  • Fyodor Druzhinin – Melodiya MEL CD 10 00867 (2004); Fyodor Druzhinin, viola; Mikhail Muntyan, piano (Glinka, Rubinstein); Larisa Panteleyeva, piano (Shostakovich)
  1. Mikhail Glinka: Sonata in D Minor for Viola and Piano (1825–1828)
  2. Anton Rubinstein: Sonata in F Minor for Viola and Piano, Op.49 (1855)
  3. Dmitri Shostakovich: Sonata for Viola and Piano, Op.147 (1975)
  • Great Artists of the Moscow Conservertoire – Moscow Conservatory SMC 036 (1998); Fedor Druzhinin, viola; Maria Yudina, Anna Levina, Larisa Panteleyeva, piano
  1. C.P.E. Bach: Sonata in G Minor
  2. Mikhail Glinka: Sonata in D Minor for Viola and Piano (1825–1828)
  3. Arthur Honegger: Sonata for Viola and Piano, H.26 (1920)
  4. Paul Hindemith: Sonata for Viola and Piano, Op.11 No.4 (1919)
  • Rubinstein: Viola Sonata; Quintet for Piano & Winds – Russian Disc (1994); Fedor Druzhinin, viola; Larisa Panteleyeva, piano
  1. Anton Rubinstein: Sonata in F Minor for Viola and Piano, Op.49 (1855)
  • Melodiya LP 33D-025045/6 (1969); Fyodor Druzhinin, viola; Chamber Orchestra of the Moscow Conservatory, Moscow Symphonic Orchestra
  1. J.C. Bach/Henri Casadesus: Concerto in C Minor for Viola and Strings
  2. Roman Ledenyov: Concerto-Poem in A Minor for Viola and Orchestra, Op.13 (1963–1964)
  3. Grigory Frid: Concerto for Viola and Orchestra, Op.52 (1972)
  • Melodiya LP S10-08249/50 (1976); Fyodor Druzhinin, viola; Mikhail Muntyan, piano
  1. Moisei Samuilovich Vainberg (Mieczysław Weinberg): Sonata No.1 for Solo Viola, Op.107 (1971)
  2. Grigory Frid: Sonata for Viola and Piano, Op.62 No.1 (1971)

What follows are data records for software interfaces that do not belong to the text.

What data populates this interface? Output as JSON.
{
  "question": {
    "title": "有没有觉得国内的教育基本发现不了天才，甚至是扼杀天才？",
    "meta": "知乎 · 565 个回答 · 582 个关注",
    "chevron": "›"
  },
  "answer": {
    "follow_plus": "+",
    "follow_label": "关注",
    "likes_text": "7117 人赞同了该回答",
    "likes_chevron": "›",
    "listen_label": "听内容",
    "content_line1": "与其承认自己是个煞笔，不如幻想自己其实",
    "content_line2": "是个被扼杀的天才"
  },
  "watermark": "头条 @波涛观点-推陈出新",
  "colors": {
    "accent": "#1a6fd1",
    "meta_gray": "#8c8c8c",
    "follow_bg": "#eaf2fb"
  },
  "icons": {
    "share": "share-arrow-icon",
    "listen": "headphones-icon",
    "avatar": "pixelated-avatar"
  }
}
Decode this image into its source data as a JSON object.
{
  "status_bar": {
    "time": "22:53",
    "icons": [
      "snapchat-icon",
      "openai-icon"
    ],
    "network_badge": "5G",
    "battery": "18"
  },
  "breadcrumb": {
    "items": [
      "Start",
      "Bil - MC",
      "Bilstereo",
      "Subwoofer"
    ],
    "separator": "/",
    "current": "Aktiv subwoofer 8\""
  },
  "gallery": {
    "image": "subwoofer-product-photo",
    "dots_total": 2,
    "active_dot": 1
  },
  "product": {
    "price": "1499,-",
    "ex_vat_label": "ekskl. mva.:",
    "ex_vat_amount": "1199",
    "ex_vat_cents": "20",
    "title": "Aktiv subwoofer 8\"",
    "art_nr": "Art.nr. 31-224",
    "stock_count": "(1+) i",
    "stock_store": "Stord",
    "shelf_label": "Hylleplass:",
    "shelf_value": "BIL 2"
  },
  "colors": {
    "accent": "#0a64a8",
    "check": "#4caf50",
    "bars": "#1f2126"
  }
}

References[edit]

This article incorporates information from this version of the equivalent article on the Russian Wikipedia.

External links[edit]